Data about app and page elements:
○ ○ ○ ○ ○ ○ ○

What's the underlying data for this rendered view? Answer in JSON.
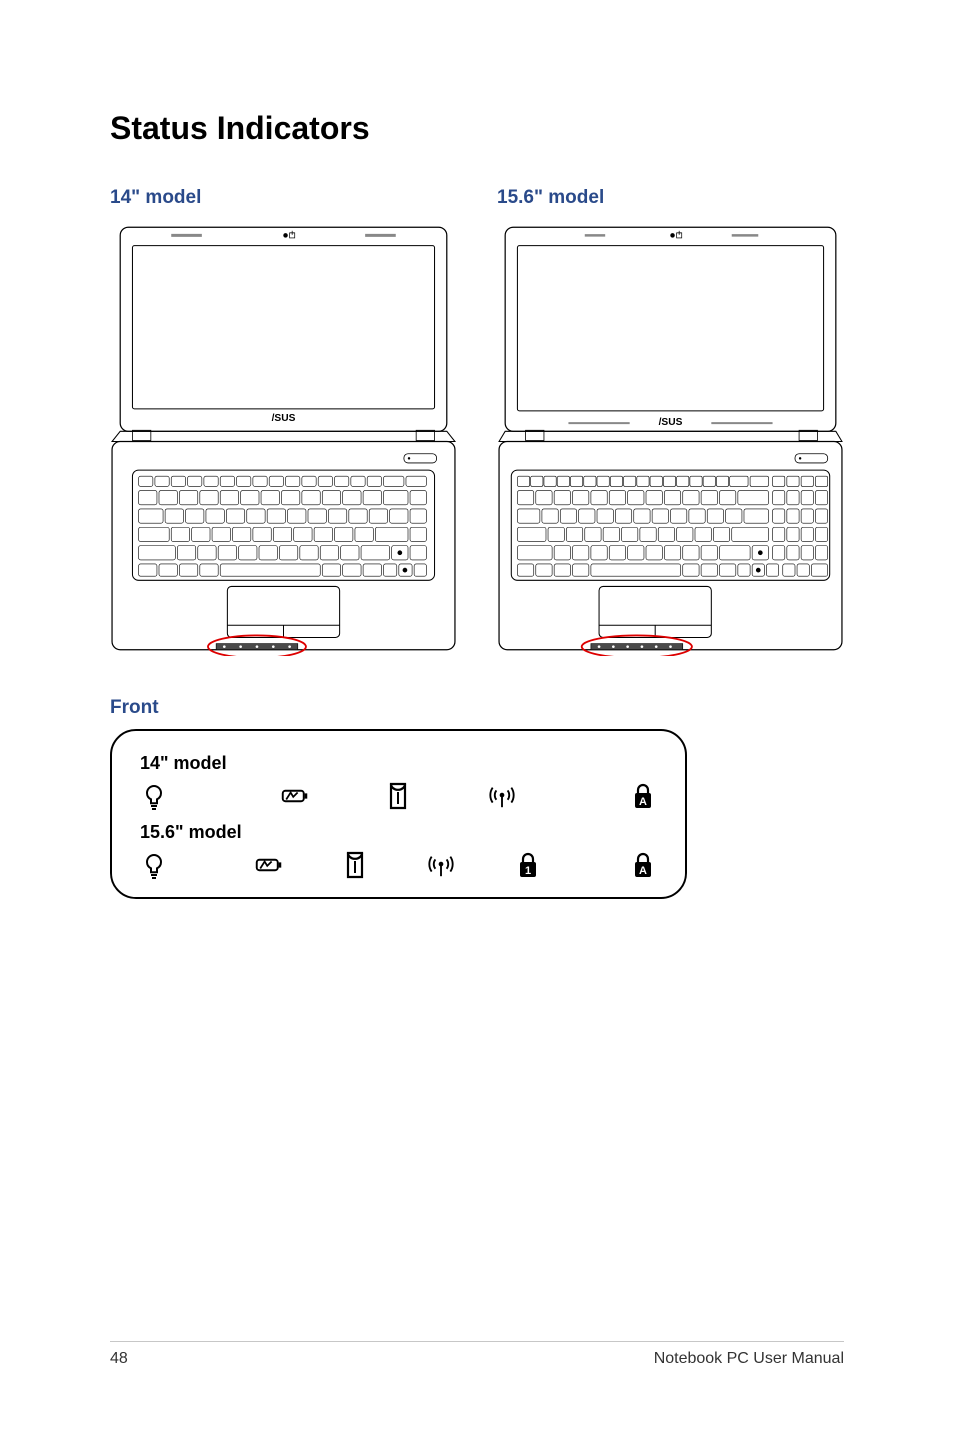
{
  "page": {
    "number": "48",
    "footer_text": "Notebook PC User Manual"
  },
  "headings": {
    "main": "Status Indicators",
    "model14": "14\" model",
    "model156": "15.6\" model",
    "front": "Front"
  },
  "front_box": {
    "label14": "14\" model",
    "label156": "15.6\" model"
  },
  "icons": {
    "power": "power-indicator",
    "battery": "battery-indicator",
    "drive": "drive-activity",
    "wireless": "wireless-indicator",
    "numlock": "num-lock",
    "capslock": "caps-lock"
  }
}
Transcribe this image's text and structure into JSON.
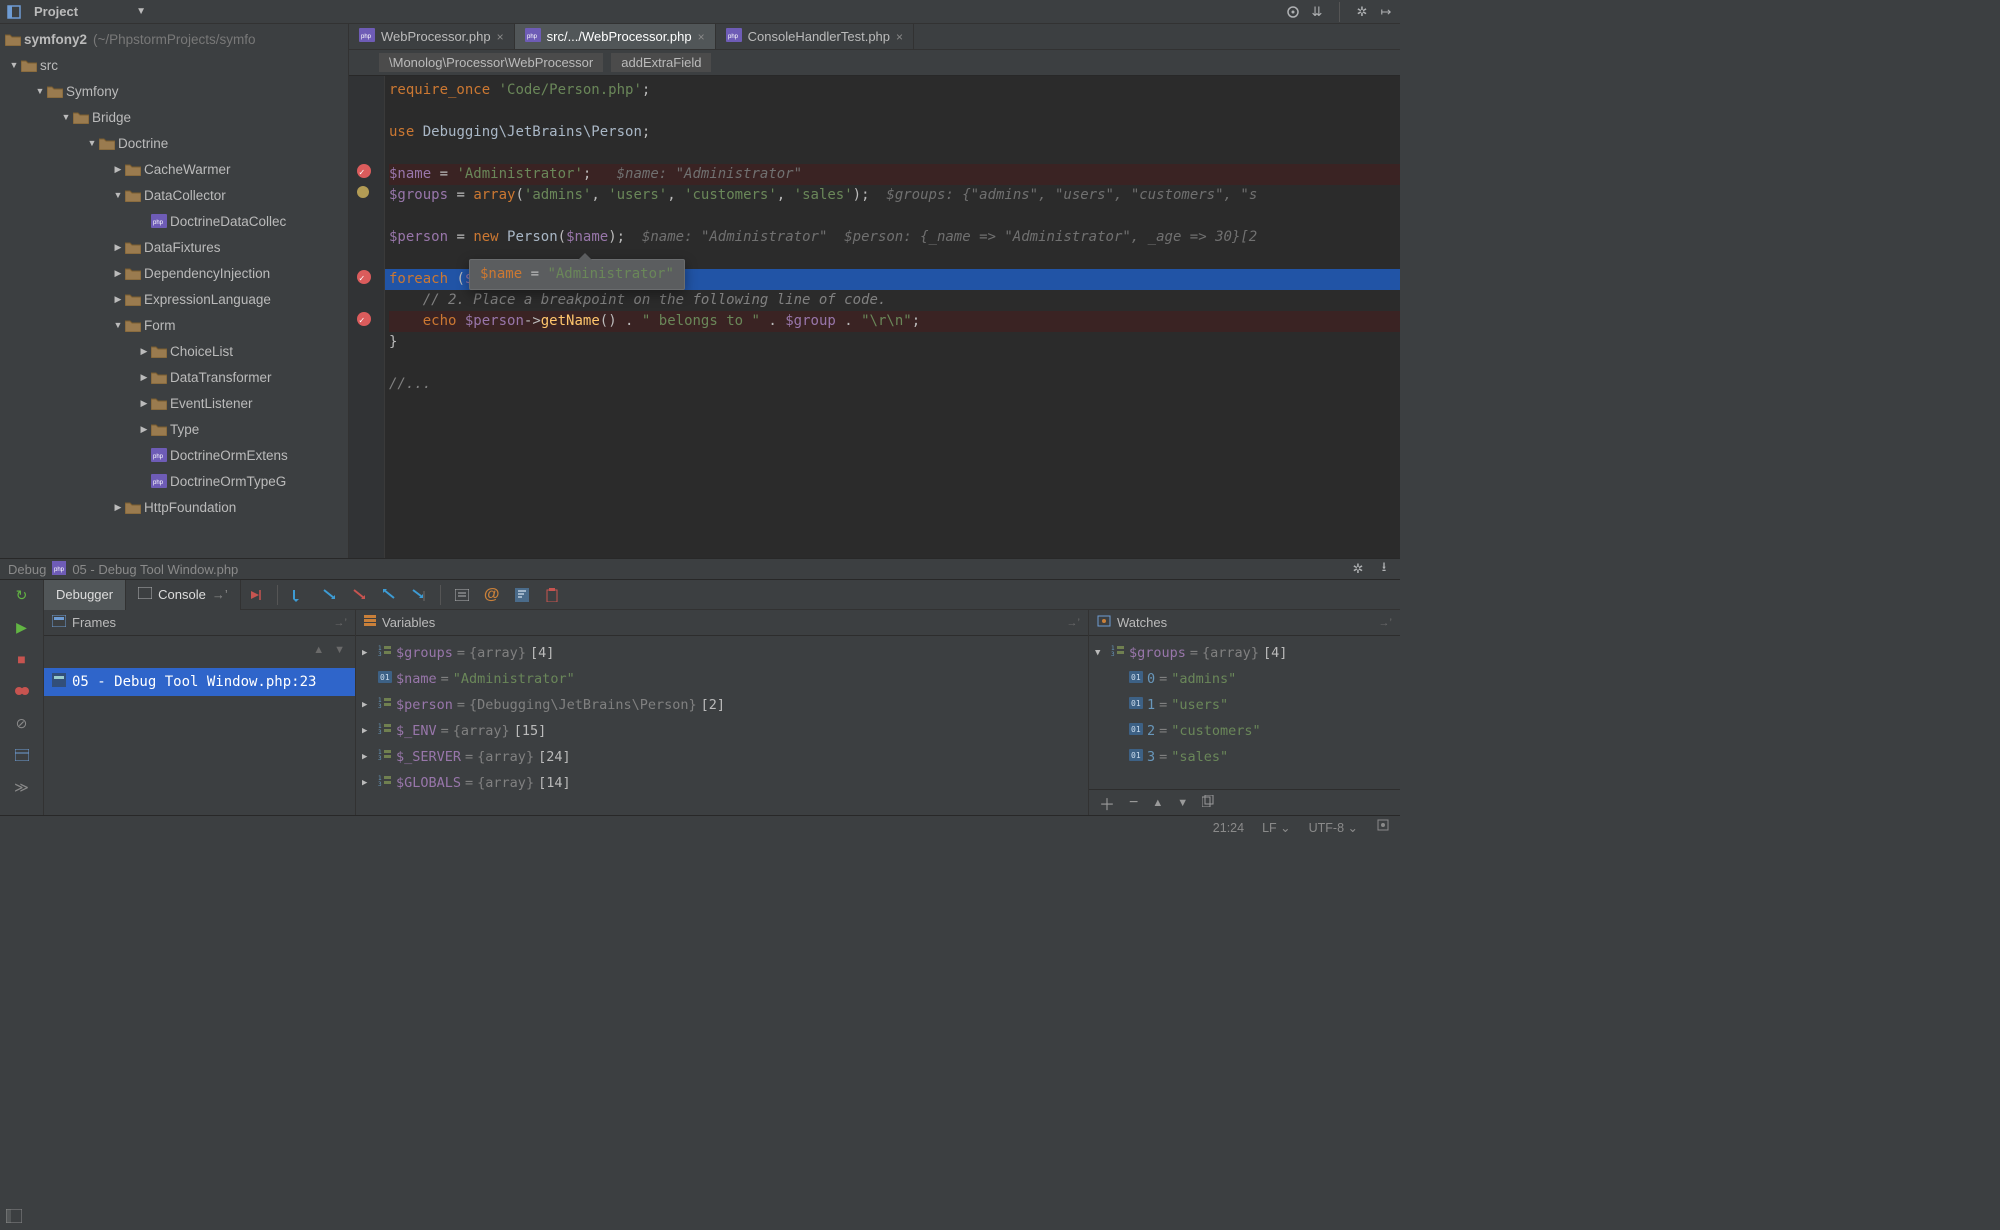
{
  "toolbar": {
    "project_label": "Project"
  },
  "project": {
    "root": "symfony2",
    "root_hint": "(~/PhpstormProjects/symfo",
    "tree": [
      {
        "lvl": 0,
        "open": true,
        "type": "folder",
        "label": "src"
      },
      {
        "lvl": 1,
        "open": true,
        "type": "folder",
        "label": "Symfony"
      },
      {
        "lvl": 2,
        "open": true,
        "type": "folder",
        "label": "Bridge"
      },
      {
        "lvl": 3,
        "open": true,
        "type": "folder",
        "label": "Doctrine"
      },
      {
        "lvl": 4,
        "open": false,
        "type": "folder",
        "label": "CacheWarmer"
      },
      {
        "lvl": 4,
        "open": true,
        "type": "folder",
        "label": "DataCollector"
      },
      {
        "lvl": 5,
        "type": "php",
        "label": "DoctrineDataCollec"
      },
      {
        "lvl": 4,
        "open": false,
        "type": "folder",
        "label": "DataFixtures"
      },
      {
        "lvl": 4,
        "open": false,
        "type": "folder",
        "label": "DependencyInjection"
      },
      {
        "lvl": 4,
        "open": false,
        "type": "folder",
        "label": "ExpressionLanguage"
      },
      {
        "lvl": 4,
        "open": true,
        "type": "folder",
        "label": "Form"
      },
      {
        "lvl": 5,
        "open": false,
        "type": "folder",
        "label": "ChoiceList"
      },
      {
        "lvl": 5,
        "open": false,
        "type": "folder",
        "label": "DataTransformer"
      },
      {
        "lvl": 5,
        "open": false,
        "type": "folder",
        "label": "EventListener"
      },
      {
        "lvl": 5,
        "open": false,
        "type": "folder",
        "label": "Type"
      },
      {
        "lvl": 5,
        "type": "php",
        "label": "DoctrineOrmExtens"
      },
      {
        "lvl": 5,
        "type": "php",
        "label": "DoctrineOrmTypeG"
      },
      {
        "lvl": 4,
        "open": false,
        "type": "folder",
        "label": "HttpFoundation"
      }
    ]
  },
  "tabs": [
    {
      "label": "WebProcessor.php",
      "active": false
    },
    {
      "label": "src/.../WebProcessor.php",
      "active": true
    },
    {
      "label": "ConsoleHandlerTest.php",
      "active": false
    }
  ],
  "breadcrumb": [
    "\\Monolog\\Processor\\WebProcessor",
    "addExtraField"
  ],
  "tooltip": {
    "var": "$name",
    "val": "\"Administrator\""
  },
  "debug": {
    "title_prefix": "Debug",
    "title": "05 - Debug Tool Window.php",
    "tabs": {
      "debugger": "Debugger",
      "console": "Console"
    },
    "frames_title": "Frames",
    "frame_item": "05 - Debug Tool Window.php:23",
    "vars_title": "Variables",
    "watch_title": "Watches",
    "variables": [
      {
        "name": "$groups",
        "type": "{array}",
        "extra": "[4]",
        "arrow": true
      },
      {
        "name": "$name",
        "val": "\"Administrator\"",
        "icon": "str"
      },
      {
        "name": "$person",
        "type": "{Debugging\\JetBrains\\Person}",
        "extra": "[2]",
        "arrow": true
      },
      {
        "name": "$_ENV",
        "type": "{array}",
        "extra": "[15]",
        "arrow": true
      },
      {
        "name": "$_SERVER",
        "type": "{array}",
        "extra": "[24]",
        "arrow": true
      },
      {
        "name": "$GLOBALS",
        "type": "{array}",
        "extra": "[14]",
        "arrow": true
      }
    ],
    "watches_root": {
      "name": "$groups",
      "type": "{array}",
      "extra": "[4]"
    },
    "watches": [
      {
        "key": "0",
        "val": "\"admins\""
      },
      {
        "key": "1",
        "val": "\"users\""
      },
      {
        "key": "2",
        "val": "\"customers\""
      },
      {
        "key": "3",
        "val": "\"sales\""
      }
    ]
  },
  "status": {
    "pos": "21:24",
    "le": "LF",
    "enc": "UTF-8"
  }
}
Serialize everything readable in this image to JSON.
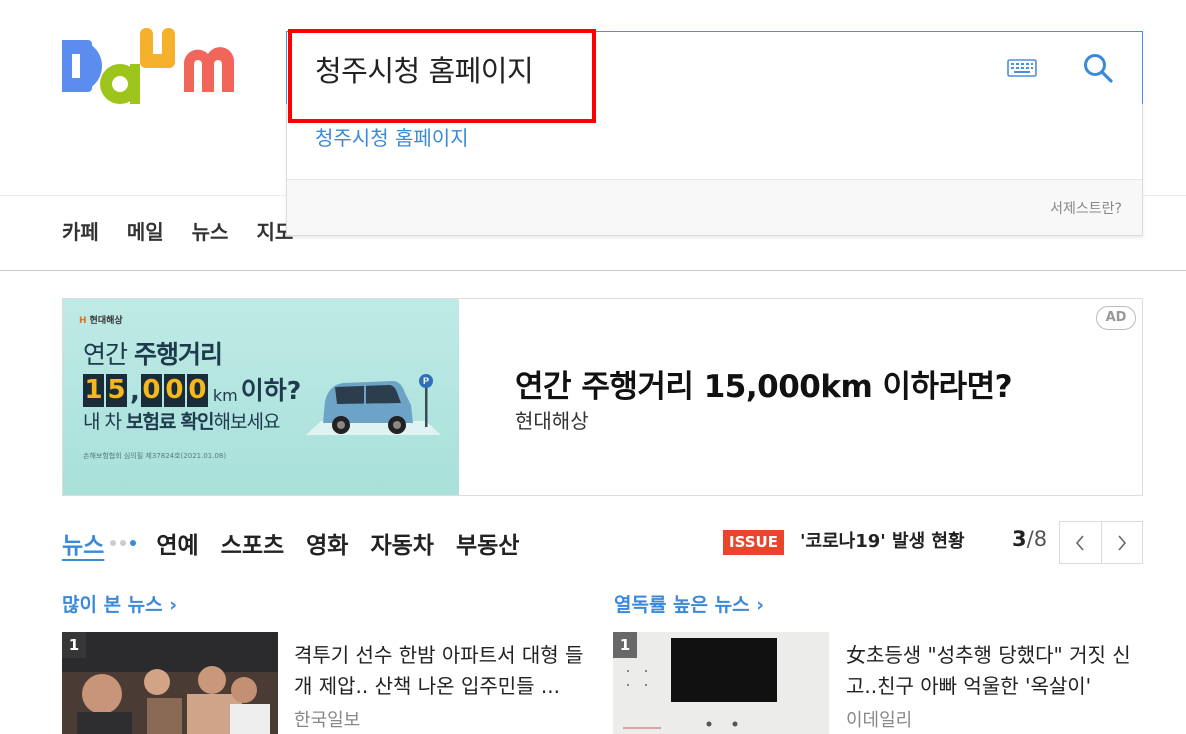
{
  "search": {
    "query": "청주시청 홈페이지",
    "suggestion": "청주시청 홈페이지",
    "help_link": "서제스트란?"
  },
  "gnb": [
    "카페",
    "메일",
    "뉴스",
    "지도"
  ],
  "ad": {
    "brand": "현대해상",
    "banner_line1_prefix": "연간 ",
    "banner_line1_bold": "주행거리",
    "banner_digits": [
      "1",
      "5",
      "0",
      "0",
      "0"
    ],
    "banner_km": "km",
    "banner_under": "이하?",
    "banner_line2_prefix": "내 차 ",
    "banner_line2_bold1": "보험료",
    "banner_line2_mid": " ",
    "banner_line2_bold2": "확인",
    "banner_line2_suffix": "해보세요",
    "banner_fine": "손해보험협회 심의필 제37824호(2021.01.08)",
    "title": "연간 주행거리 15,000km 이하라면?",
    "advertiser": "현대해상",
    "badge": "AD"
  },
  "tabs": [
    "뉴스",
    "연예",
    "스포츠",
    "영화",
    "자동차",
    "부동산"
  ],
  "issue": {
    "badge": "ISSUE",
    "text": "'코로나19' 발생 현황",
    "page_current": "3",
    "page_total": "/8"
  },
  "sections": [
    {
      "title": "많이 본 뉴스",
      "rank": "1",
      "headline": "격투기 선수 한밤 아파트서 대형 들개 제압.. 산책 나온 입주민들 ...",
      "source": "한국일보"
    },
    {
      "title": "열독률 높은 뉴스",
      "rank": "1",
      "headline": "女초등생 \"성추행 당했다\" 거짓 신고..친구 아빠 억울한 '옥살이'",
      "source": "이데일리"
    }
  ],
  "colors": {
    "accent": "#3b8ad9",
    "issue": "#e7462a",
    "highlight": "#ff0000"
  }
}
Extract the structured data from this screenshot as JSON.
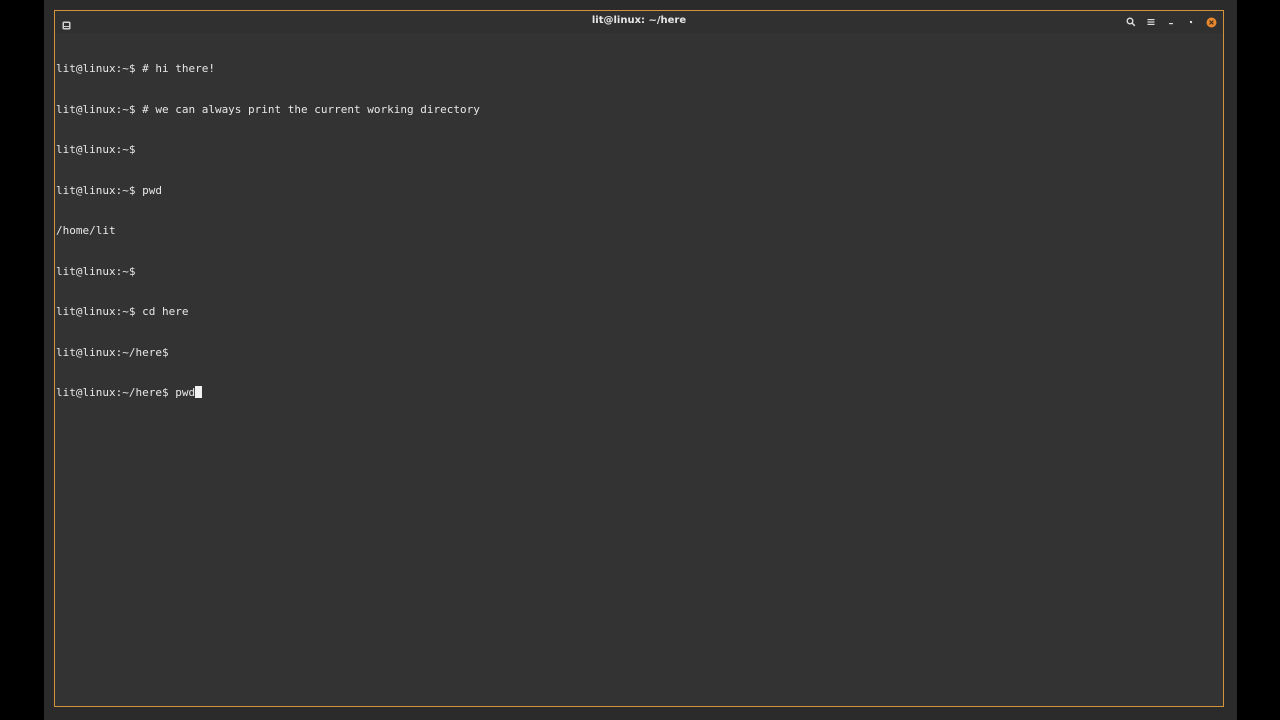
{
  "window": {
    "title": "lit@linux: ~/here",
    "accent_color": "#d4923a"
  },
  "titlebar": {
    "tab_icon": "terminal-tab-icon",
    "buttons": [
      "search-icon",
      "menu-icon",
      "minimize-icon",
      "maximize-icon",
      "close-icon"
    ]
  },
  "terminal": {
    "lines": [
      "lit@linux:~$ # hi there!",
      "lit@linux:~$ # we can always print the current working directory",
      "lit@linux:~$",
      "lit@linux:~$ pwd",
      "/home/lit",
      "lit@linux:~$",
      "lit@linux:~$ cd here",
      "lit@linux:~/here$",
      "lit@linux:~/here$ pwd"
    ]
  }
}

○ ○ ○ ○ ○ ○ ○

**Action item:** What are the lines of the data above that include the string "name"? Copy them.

**Result for this exercise:**
    "var": "$name",
        "name": "$groups",
        "name": "$name",
        "name": "$person",
        "name": "$_ENV",
        "name": "$_SERVER",
        "name": "$GLOBALS",
      "name": "$groups",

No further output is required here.